Inflight200 IF106RAE0119 – 1/200 Scale DH.106 Comet 4C Diecast Model
|Length||18.0 cm||7.08 in||Approx|
|Wingspan||17.5 cm||6.89 in||Approx|
Diecast Model Features Include:
- Constructed with metal and plastic components
- Undercarriage fixed extended
- Display stand included.
1/200 Scale de Havilland DH.106 Comet 4C, RAF – Inflight200 IF106RAE0119
Inflight200 IFCOMET0417 diecast model replicates in 1/200 scale the de Havilland DH.106 Comet 4C serial number XS235. Of the Aeroplane & Armament Experimental Establishment (A&AEE) of the Royal Air Force (RAF), based at RAE Boscombe Down.
de Havilland DH.106 Comet

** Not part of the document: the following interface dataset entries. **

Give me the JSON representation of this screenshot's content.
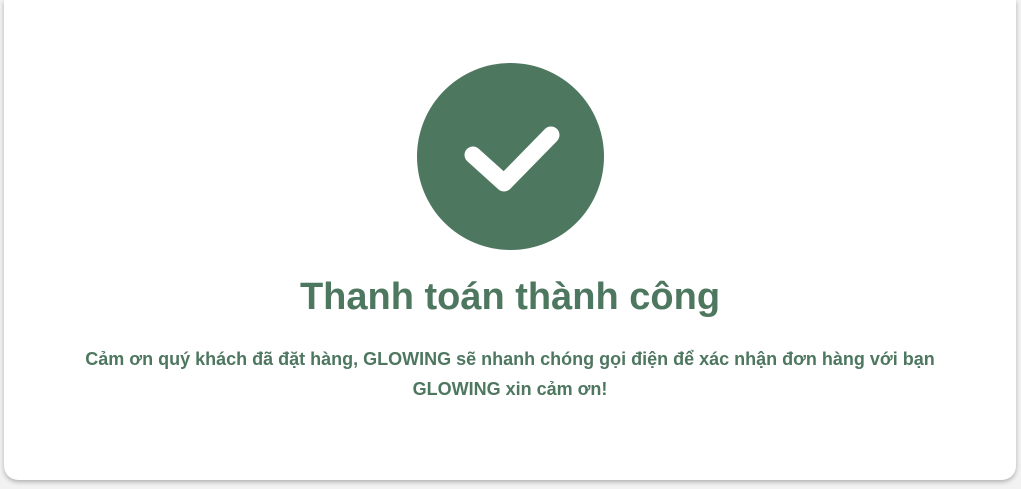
{
  "colors": {
    "accent": "#4e7760",
    "card_background": "#ffffff",
    "page_background": "#f2f2f2"
  },
  "status": {
    "icon": "checkmark-icon",
    "title": "Thanh toán thành công",
    "message_line1": "Cảm ơn quý khách đã đặt hàng, GLOWING sẽ nhanh chóng gọi điện để xác nhận đơn hàng với bạn",
    "message_line2": "GLOWING xin cảm ơn!"
  }
}
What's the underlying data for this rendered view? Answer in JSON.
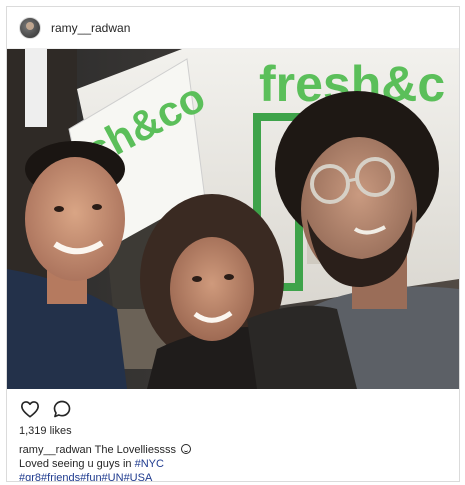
{
  "post": {
    "username": "ramy__radwan",
    "likes": "1,319 likes",
    "caption": {
      "author": "ramy__radwan",
      "text": "The Lovelliessss",
      "line2_prefix": "Loved seeing u guys in ",
      "line2_tag": "#NYC",
      "line3": "#gr8#friends#fun#UN#USA"
    },
    "photo": {
      "sign_text_left": "sh&co",
      "sign_text_right": "fresh&c"
    }
  },
  "icons": {
    "like": "heart-icon",
    "comment": "comment-icon",
    "emoji": "smile-emoji-icon"
  },
  "colors": {
    "tag": "#1f3b8f",
    "sign_green": "#5bbf5a"
  }
}
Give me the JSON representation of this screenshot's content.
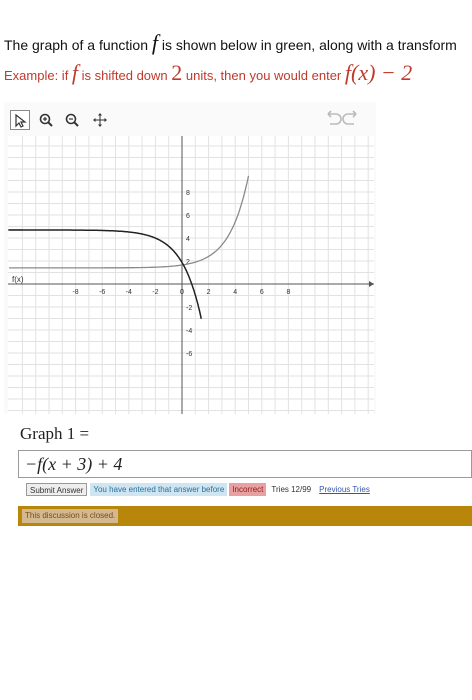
{
  "intro": {
    "text_before": "The graph of a function ",
    "fn": "f",
    "text_after": " is shown below in green, along with a transform"
  },
  "example": {
    "prefix": "Example: if ",
    "fn": "f",
    "middle": " is shifted down ",
    "amount": "2",
    "suffix": " units, then you would enter ",
    "expr": "f(x) − 2"
  },
  "toolbar": {
    "tools": [
      "pointer-icon",
      "zoom-in-icon",
      "zoom-out-icon",
      "pan-icon"
    ],
    "undo_icon": "undo-redo-icon"
  },
  "graph": {
    "fx_label": "f(x)",
    "x_ticks": [
      "-8",
      "-6",
      "-4",
      "-2",
      "0",
      "2",
      "4",
      "6",
      "8"
    ],
    "y_ticks": [
      "8",
      "6",
      "4",
      "2",
      "-2",
      "-4",
      "-6"
    ],
    "curve_color": "#8a8a8a",
    "asymptote_color": "#333333"
  },
  "answer": {
    "label": "Graph 1 =",
    "value": "−f(x + 3) + 4"
  },
  "status": {
    "submit_label": "Submit Answer",
    "entered_msg": "You have entered that answer before",
    "incorrect_label": "Incorrect",
    "tries": "Tries 12/99",
    "previous_tries": "Previous Tries"
  },
  "discussion": {
    "text": "This discussion is closed."
  }
}
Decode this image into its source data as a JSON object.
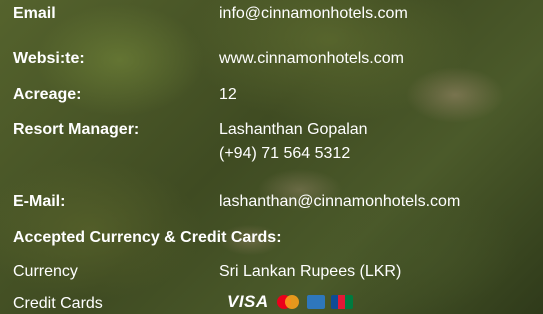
{
  "info": {
    "email_label": "Email",
    "email_value": "info@cinnamonhotels.com",
    "website_label": "Websi:te:",
    "website_value": "www.cinnamonhotels.com",
    "acreage_label": "Acreage:",
    "acreage_value": "12",
    "manager_label": "Resort Manager:",
    "manager_name": "Lashanthan Gopalan",
    "manager_phone": "(+94) 71 564 5312",
    "manager_email_label": "E-Mail:",
    "manager_email_value": "lashanthan@cinnamonhotels.com",
    "payment_heading": "Accepted Currency & Credit Cards:",
    "currency_label": "Currency",
    "currency_value": "Sri Lankan Rupees (LKR)",
    "cards_label": "Credit Cards",
    "visa_text": "VISA"
  },
  "icons": [
    "visa-logo-icon",
    "mastercard-icon",
    "amex-icon",
    "jcb-icon"
  ],
  "colors": {
    "text": "#ffffff",
    "mastercard_red": "#eb001b",
    "mastercard_orange": "#f79e1b",
    "amex_blue": "#2e77bc"
  }
}
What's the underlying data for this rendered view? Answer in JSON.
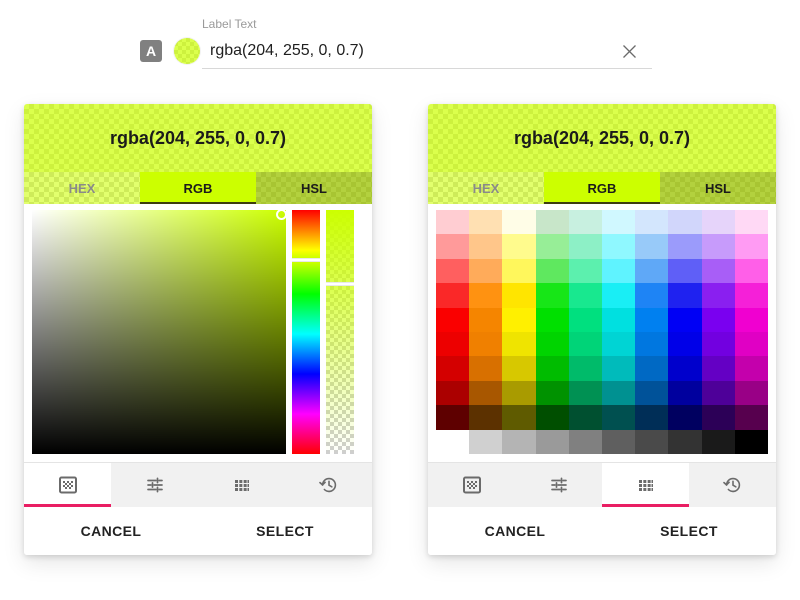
{
  "field": {
    "label": "Label Text",
    "value": "rgba(204, 255, 0, 0.7)",
    "type_badge": "A",
    "clear_icon": "close-icon",
    "swatch_color": "rgba(204, 255, 0, 0.7)"
  },
  "color": {
    "css": "rgba(204, 255, 0, 0.7)",
    "hex": "#CCFF00",
    "rgb": [
      204,
      255,
      0
    ],
    "alpha": 0.7,
    "hue_deg": 72
  },
  "panels": [
    {
      "id": "gradient-panel",
      "title": "rgba(204, 255, 0, 0.7)",
      "tabs": [
        {
          "label": "HEX",
          "state": "inactive"
        },
        {
          "label": "RGB",
          "state": "active"
        },
        {
          "label": "HSL",
          "state": "hover"
        }
      ],
      "mode": "gradient",
      "icon_tabs": [
        {
          "name": "spectrum-icon",
          "selected": true
        },
        {
          "name": "tune-icon",
          "selected": false
        },
        {
          "name": "palette-grid-icon",
          "selected": false
        },
        {
          "name": "history-icon",
          "selected": false
        }
      ],
      "actions": [
        {
          "label": "CANCEL",
          "name": "cancel-button"
        },
        {
          "label": "SELECT",
          "name": "select-button"
        }
      ]
    },
    {
      "id": "palette-panel",
      "title": "rgba(204, 255, 0, 0.7)",
      "tabs": [
        {
          "label": "HEX",
          "state": "inactive"
        },
        {
          "label": "RGB",
          "state": "active"
        },
        {
          "label": "HSL",
          "state": "hover"
        }
      ],
      "mode": "palette",
      "icon_tabs": [
        {
          "name": "spectrum-icon",
          "selected": false
        },
        {
          "name": "tune-icon",
          "selected": false
        },
        {
          "name": "palette-grid-icon",
          "selected": true
        },
        {
          "name": "history-icon",
          "selected": false
        }
      ],
      "actions": [
        {
          "label": "CANCEL",
          "name": "cancel-button"
        },
        {
          "label": "SELECT",
          "name": "select-button"
        }
      ]
    }
  ],
  "accent": "#e91e63",
  "palette_rows": [
    [
      "#ffcdd2",
      "#ffe0b2",
      "#fffde7",
      "#c8e6c9",
      "#c8f0e0",
      "#d0f8ff",
      "#d3e6fd",
      "#d1d6fb",
      "#e6d4fa",
      "#ffd9f5"
    ],
    [
      "#ff9a9a",
      "#ffc68a",
      "#fffb8d",
      "#97ee97",
      "#8df0c6",
      "#8ff8ff",
      "#98caf9",
      "#9b9bfb",
      "#c79bfb",
      "#ff9bf3"
    ],
    [
      "#ff5f5f",
      "#ffab5a",
      "#fff75c",
      "#5fe85f",
      "#5cf0ae",
      "#5ff3ff",
      "#5fa8f7",
      "#5f5ff7",
      "#a85ef7",
      "#ff5fe8"
    ],
    [
      "#fa2828",
      "#ff9211",
      "#ffe500",
      "#17e617",
      "#18e88f",
      "#19eef5",
      "#1e84f5",
      "#1f22f0",
      "#8a1ff0",
      "#f520d8"
    ],
    [
      "#fa0000",
      "#f58500",
      "#fff000",
      "#00e000",
      "#00e07f",
      "#00e0e0",
      "#0080f0",
      "#0000f5",
      "#7a00f0",
      "#f000d0"
    ],
    [
      "#ed0000",
      "#f08000",
      "#efe400",
      "#00d400",
      "#00d478",
      "#00d4d4",
      "#0077e0",
      "#0000e8",
      "#7200e0",
      "#e000c4"
    ],
    [
      "#d40000",
      "#d87000",
      "#d7c800",
      "#00bc00",
      "#00bb6a",
      "#00bbbb",
      "#0069c4",
      "#0000cc",
      "#6400c4",
      "#c400ac"
    ],
    [
      "#ab0000",
      "#a85700",
      "#a99b00",
      "#009200",
      "#009153",
      "#009191",
      "#005299",
      "#00009e",
      "#4e0099",
      "#990086"
    ],
    [
      "#5e0000",
      "#5c3100",
      "#5f5b00",
      "#004f00",
      "#005030",
      "#005050",
      "#002e57",
      "#000060",
      "#2c0057",
      "#57004e"
    ]
  ],
  "palette_gray_row": [
    "#ffffff",
    "#d0d0d0",
    "#b4b4b4",
    "#9a9a9a",
    "#808080",
    "#5f5f5f",
    "#4a4a4a",
    "#333333",
    "#1a1a1a",
    "#000000"
  ]
}
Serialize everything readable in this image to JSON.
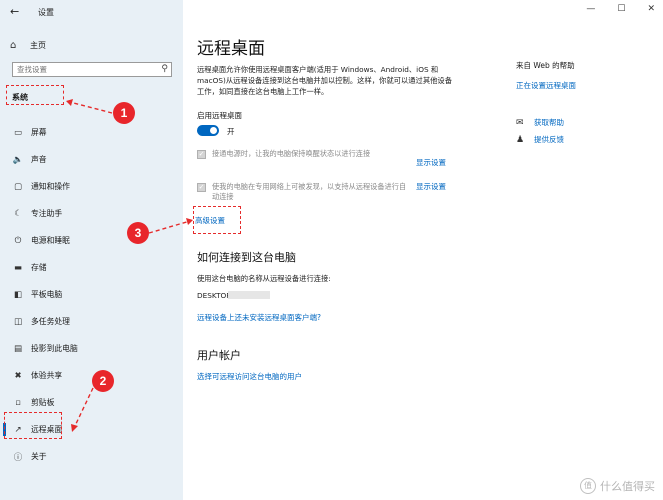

The de Havilland DH.106 Comet is a British narrow-bodied four-engined and the first jet airliner. The maiden flight took place on July 27, 1949, entering service on May 2, 1952, with BOAC. Development into four major variants, the Comet -1, -2, – 3 and -4.
Early service revealed severe design flaws when during 1954, two Comets suffered catastrophic structural failure in flight. Testing revealed the cause to be metal fatigue produced by stresses, not understood at the time. The Comet 4 addressed these problems and with increased range and reliability, enabled jet-powered transatlantic flights with BOAC flying the inaugural service on October 4, 1958. BOAC withdrew its last Comet 4s from service during November 1965 and the final operator Dan-Air in 1981.
On May 29, 1953, the RCAF became the first military operator of jet transports with the delivery of two Comet 1As. The RAF used the Comet 4 designated C.4. A maritime patrol variant, the Nimrod served with the RAF from 1967 until 2011.
The airframe is mostly an aluminium alloy structure with a semi-monocoque fuselage and low mounted cantilever wings. The tail is of a standard design. The retractable undercarriage is a tricycle type with the main units mount in the wings, folding outwards; the nose unit retracts rearward. Flight crew consists of four, two pilots, flight engineer and radio operator/navigator. Early models seated 36 passengers, the -4C, up to 119 passengers in a single class.
Powered by four Rolls-Royce Avon axial-flow turbojet engines, mounted in the wing roots, giving the Comet 4C a cruise speed of 845 km/h (525 mph) with a cruising altitude of 7,165 m (23,500 ft) with a range of 6,026 km (3,745 mi).
Aeroplane and Armament Experimental Establishment
The Aeroplane and Armament Experimental Establishment (A&AEE) was a British military aviation research facility from 1918 to 1992. It was responsible for testing armaments, along with performance and acceptance trials of new aircraft. Renamed as the Aircraft and Armament Evaluation Establishment in 1992.